Posted at 12:39 PM, Jun 02, 2021
and last updated 2021-06-02 23:18:32-04

LAS VEGAS (KTNV) — Despite the relatively low humidity in Las Vegas, the heat in the summer can still be brutal and often dangerous. Not everyone is lucky enough to work indoors. Many people have to work outside every day. Here are some heat safety tips specifically for people who work outdoors:

RELATED: Excessive heat leaves those working outside in Las Vegas looking for ways to cool off
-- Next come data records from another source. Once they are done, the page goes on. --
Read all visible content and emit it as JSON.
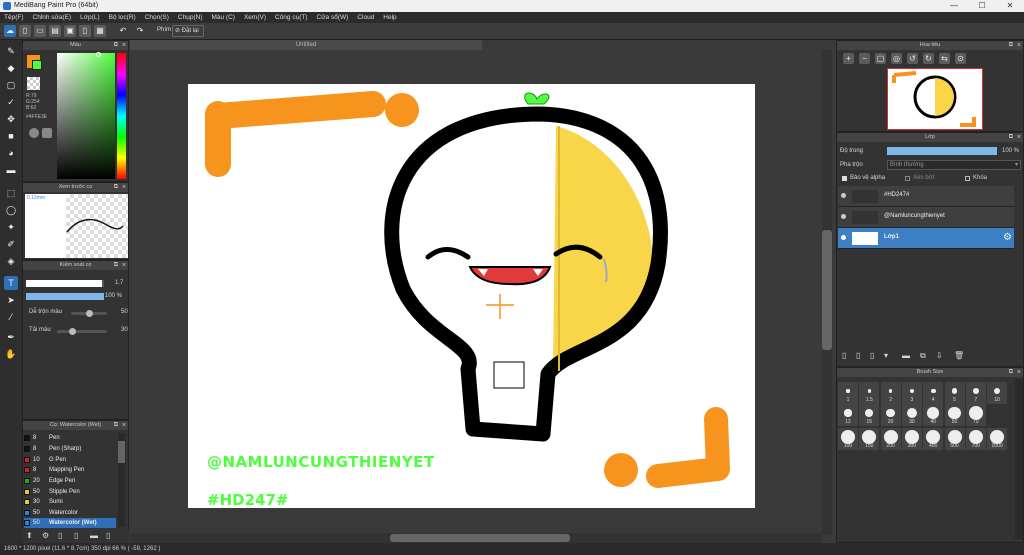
{
  "window": {
    "title": "MediBang Paint Pro (64bit)",
    "minimize": "—",
    "maximize": "☐",
    "close": "✕"
  },
  "menu": [
    "Tệp(F)",
    "Chỉnh sửa(E)",
    "Lớp(L)",
    "Bộ lọc(R)",
    "Chọn(S)",
    "Chụp(N)",
    "Màu (C)",
    "Xem(V)",
    "Công cụ(T)",
    "Cửa sổ(W)",
    "Cloud",
    "Help"
  ],
  "toolbar": {
    "keys_label": "Phím",
    "reset_label": "Đặt lại"
  },
  "color_panel": {
    "title": "Màu",
    "r": "R:79",
    "g": "G:254",
    "b": "B:62",
    "hex": "#4FFE3E"
  },
  "brush_preview": {
    "title": "Xem trước cọ",
    "size": "0.12mm"
  },
  "brush_control": {
    "title": "Kiểm soát cọ",
    "size_value": "1.7",
    "opacity_value": "100 %",
    "blend_label": "Dễ trộn màu",
    "blend_value": "50",
    "reload_label": "Tải màu",
    "reload_value": "30",
    "size_fill": 0.98,
    "opacity_fill": 1.0,
    "blend_level": 0.5,
    "reload_level": 0.3
  },
  "brush_list": {
    "title": "Cọ: Watercolor (Wet)",
    "items": [
      {
        "size": "8",
        "name": "Pen",
        "color": "#111111"
      },
      {
        "size": "8",
        "name": "Pen (Sharp)",
        "color": "#111111"
      },
      {
        "size": "10",
        "name": "G Pen",
        "color": "#cc2222"
      },
      {
        "size": "8",
        "name": "Mapping Pen",
        "color": "#cc2222"
      },
      {
        "size": "20",
        "name": "Edge Pen",
        "color": "#22aa22"
      },
      {
        "size": "50",
        "name": "Stipple Pen",
        "color": "#ddcc22"
      },
      {
        "size": "30",
        "name": "Sumi",
        "color": "#ddcc22"
      },
      {
        "size": "50",
        "name": "Watercolor",
        "color": "#2288dd"
      },
      {
        "size": "50",
        "name": "Watercolor (Wet)",
        "color": "#2288dd"
      }
    ]
  },
  "document": {
    "tab": "Untitled",
    "watermark_name": "@NAMLUNCUNGTHIENYET",
    "watermark_tag": "#HD247#"
  },
  "navigator": {
    "title": "Hoa tiêu"
  },
  "layers": {
    "title": "Lớp",
    "opacity_label": "Độ trong",
    "opacity_value": "100 %",
    "blend_label": "Pha trộn",
    "blend_value": "Bình thường",
    "protect_alpha": "Bảo vệ alpha",
    "clipping": "Xén bớt",
    "lock": "Khóa",
    "items": [
      {
        "name": "#HD247#",
        "selected": false
      },
      {
        "name": "@Namluncungthienyet",
        "selected": false
      },
      {
        "name": "Lớp1",
        "selected": true
      }
    ]
  },
  "brush_size": {
    "title": "Brush Size",
    "row1": [
      "1",
      "1.5",
      "2",
      "3",
      "4",
      "5",
      "7",
      "10"
    ],
    "row2": [
      "12",
      "15",
      "20",
      "30",
      "40",
      "50",
      "70"
    ],
    "row3": [
      "100",
      "150",
      "200",
      "300",
      "400",
      "500",
      "700",
      "1000"
    ]
  },
  "status": {
    "text": "1600 * 1200 pixel   (11.6 * 8.7cm)   350 dpi   66 %   ( -59, 1262 )"
  },
  "colors": {
    "accent": "#4FFE3E",
    "orange": "#F7941D",
    "yellow": "#F9D54A",
    "selected_layer": "#3d7fc4"
  }
}
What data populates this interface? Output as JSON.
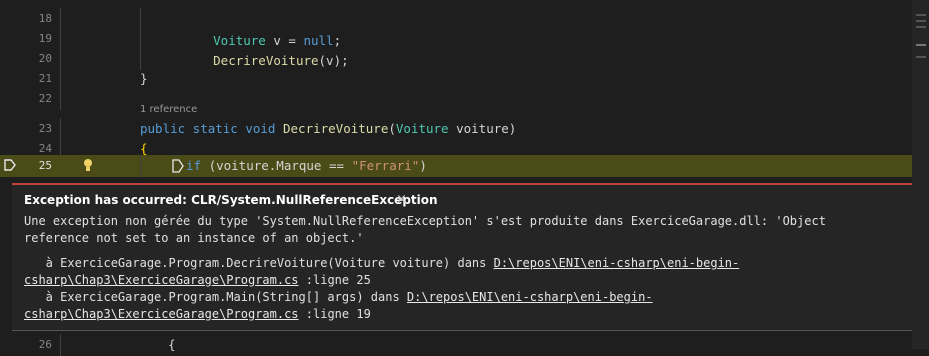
{
  "editor": {
    "lines": [
      {
        "num": "18",
        "code": [
          {
            "t": "Voiture ",
            "c": "type"
          },
          {
            "t": "v = ",
            "c": ""
          },
          {
            "t": "null",
            "c": "kw"
          },
          {
            "t": ";",
            "c": ""
          }
        ]
      },
      {
        "num": "19",
        "code": [
          {
            "t": "DecrireVoiture",
            "c": "fn"
          },
          {
            "t": "(v);",
            "c": ""
          }
        ]
      },
      {
        "num": "20",
        "code": []
      },
      {
        "num": "21",
        "code": [
          {
            "t": "}",
            "c": ""
          }
        ]
      },
      {
        "num": "22",
        "code": []
      }
    ],
    "codelens": "1 reference",
    "line23": {
      "num": "23",
      "kw1": "public static void ",
      "fn": "DecrireVoiture",
      "p1": "(",
      "type": "Voiture",
      "p2": " voiture)"
    },
    "line24": {
      "num": "24",
      "code": "{"
    },
    "line25": {
      "num": "25",
      "kw": "if ",
      "p1": "(voiture.Marque == ",
      "str": "\"Ferrari\"",
      "p2": ")"
    },
    "line26": {
      "num": "26",
      "code": "{"
    }
  },
  "exception": {
    "title": "Exception has occurred: CLR/System.NullReferenceException",
    "close": "×",
    "message_line1": "Une exception non gérée du type 'System.NullReferenceException' s'est produite dans ExerciceGarage.dll: 'Object",
    "message_line2": "reference not set to an instance of an object.'",
    "stack": [
      {
        "prefix": "   à ExerciceGarage.Program.DecrireVoiture(Voiture voiture) dans ",
        "path_a": "D:\\repos\\ENI\\eni-csharp\\eni-begin-",
        "path_b": "csharp\\Chap3\\ExerciceGarage\\Program.cs",
        "suffix": " :ligne 25"
      },
      {
        "prefix": "   à ExerciceGarage.Program.Main(String[] args) dans ",
        "path_a": "D:\\repos\\ENI\\eni-csharp\\eni-begin-",
        "path_b": "csharp\\Chap3\\ExerciceGarage\\Program.cs",
        "suffix": " :ligne 19"
      }
    ]
  },
  "colors": {
    "exception_border": "#c24040",
    "current_line": "#4b4b18",
    "keyword": "#569cd6",
    "type": "#4ec9b0",
    "function": "#dcdcaa",
    "string": "#ce9178"
  },
  "icons": [
    "breakpoint-arrow-icon",
    "lightbulb-icon",
    "inline-breakpoint-icon",
    "close-icon"
  ]
}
  • Drink lots of water. Stay away from sugary drinks. OSHA recommends drinking one liter of water per hour. If your urine is dark, it means it is time to hydrate.
  • Take the time to acclimate. If you are not used to working in the heat, start out slowly. For new workers, OSHA suggests starting with 20% exposure the first day and adding 20% each day. By day 4, you should be able to work outside full-time. Workers should take more frequent breaks during the first few days of extreme heat.
  • Take frequent breaks in the shade or an air-conditioned area.
  • Wear protective clothing. Wear light-colored and loose clothing if possible. Consider wearing long sleeves and pants. Carry spare shirts to replace sweaty shirts as needed
  • Wear a wide-brimmed hat. Not a baseball cap. The hat should provide protection to your face, ears, scalp and neck.
  • Use sunscreen on any exposed areas. Use the strongest sunscreen possible. Remember to reapply every 2 hours.
  • Wear UV-protective eyewear. Look for sunglasses that protect from both UVA and UVB light.
  • Use the buddy system. If you work outside with others, look out for each other. Make sure you know the signs of heat exhaustion and heatstroke. Know what to do if you notice someone suffering from either condition.
  • Avoid the sun during the hottest part of the day. Work early in the morning or later in the day if possible.
  • Consider wearing wet neck towels, gel-filled cooling neck scarves or cooling vests to keep body heat down.
  • Eat smaller meals. Also, eat more fruit and avoid high protein foods. Avoid alcohol and caffeine since both are dehydrating.


  • muscle cramping
  • heavy sweating
  • weakness
  • cold, pale and clammy skin
  • a fast but weak pulse
  • nausea or vomiting

What to do: Cool down immediately


  • a body temperature above 103 degrees
  • hot, red, dry or moist skin
  • a rapid and strong pulse
  • possible unconsciousness

What to do: Call 9-1-1


OSHA provides a guide for employers of people who work outside. You can find planning checklists, training suggestions, guidance on how to respond to emergencies and more on their website. Just click here.